... which means working is more pleasurable and less stressful
... which means I can enjoy relaxing with my family in the evenings without feeling stressed.

This activity might seem a little OTT. Clearly, it's a bit of an exaggeration to say that the long battery life of my lap-top means I can enjoy relaxing with my family. But the aim of this activity is to get you into the habit of searching for benefits, even those general benefits that don't appear obvious at first.

A good copywriter not only isolates key features and translates them into benefits, a good copywriter should also question whether those benefits can be taken further. Another lesson in the art of selling.

This advert for Ikea proves just how far you can go with a benefit. Buying an affordable kitchen doesn't just mean you save money, it means you can afford to work less, which means you can spend more time playing with your children, as demonstrated in the visual.

To finalize Activity 3, let's try putting your benefits into a meaningful paragraph of copy. Take your favorite computer feature/benefit example, and try to present it in a few sentences that run together, like this:

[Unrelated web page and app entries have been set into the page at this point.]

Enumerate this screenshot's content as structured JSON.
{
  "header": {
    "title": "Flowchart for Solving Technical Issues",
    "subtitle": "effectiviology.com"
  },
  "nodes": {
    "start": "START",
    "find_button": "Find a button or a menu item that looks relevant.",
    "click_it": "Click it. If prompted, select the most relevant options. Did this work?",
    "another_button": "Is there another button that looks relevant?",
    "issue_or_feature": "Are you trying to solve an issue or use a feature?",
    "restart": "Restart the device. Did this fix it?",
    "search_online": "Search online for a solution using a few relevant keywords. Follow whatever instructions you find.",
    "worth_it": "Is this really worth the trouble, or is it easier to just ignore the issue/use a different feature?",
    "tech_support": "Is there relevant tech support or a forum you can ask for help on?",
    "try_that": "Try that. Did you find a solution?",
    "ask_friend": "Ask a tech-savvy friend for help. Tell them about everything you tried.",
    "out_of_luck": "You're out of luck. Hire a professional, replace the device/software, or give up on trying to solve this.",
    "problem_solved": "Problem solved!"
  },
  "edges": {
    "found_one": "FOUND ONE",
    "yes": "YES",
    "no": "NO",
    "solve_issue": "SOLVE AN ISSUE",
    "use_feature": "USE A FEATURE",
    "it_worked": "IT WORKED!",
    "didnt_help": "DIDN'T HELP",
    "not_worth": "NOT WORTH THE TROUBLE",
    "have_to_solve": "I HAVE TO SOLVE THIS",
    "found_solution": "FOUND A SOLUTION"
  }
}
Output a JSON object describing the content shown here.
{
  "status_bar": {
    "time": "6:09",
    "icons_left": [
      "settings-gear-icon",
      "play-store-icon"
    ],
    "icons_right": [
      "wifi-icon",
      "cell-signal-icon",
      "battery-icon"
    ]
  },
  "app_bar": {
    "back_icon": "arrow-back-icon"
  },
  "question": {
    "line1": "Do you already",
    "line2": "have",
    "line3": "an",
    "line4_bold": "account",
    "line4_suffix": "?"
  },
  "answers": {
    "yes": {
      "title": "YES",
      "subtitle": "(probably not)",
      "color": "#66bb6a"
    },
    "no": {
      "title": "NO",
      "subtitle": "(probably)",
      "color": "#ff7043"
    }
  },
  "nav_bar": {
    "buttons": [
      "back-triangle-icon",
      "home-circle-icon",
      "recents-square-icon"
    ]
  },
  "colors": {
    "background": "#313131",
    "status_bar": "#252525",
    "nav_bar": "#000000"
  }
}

The new Dell Inspiron 1300 includes a laser-guided mouse. Now you can avoid infuriating icon flickers and time-consuming mouse cleaning. Your mouse will be more pleasurable to use, your written assignments will run smoother, and you'll work quicker too -- so you can start earning more money!

Hint: Try to write the paragraph the way you would say it aloud. Pretend you are writing to a single person -- use the word 'you'.

How did you get on? Does your paragraph look like a real advert? If so, well done, you're now ready to write your own publicity -- and your clients' publicity! If it needs improving, don't worry, writing trip-off-the-tongue copy will come with practice.

Now, continue with the 4th and last exercise...

Tune in next month, and we'll show you how to boost your freelancing job opportunities and increase your fee on every project

Shawn Crowley
      Shaun Crowley, www.copywriting-designers.com/


100 Copywriting Tips for Designers and Other Freelance ArtistsShaun Crowley has worked as a freelance copywriter, marketing consultant, and communications manager for a major UK publishing company. His new book 100 Copywriting Tips for Designers and Other Freelance Artists is available for download at www.copywriting-designers.com/

Download: How to make your copy easy to read
      Copywriters have their own preferred ways of drafting out their copy. This chapter from Shaun's book provides tips help you to simplify your copy so it can be scanned easily by a casual reader, and so you can improve the fluency of your copy so it is easier to read. Chapter 12 PDF

Copyright ©2006 Shaun Crowley This is reprinted here with permission and kudos to Shaun Crowley for contributing some of is extensive knowledge for DTG readers!

Return to the Design Department, or back to the Front Page

Participate in your Design Center

Lots of fun and information for all... don't forget, any community is only as good as the participation of its members. We invite your tips, tricks, comments, suggestions and camaraderie.

Did you like this article? If you like the kinds of content brought to you by the Design Center and DT&G, why not consider becomeing a friend by making a small contribution? You'll be helping us continue our ten-year tradition of quality content on the web.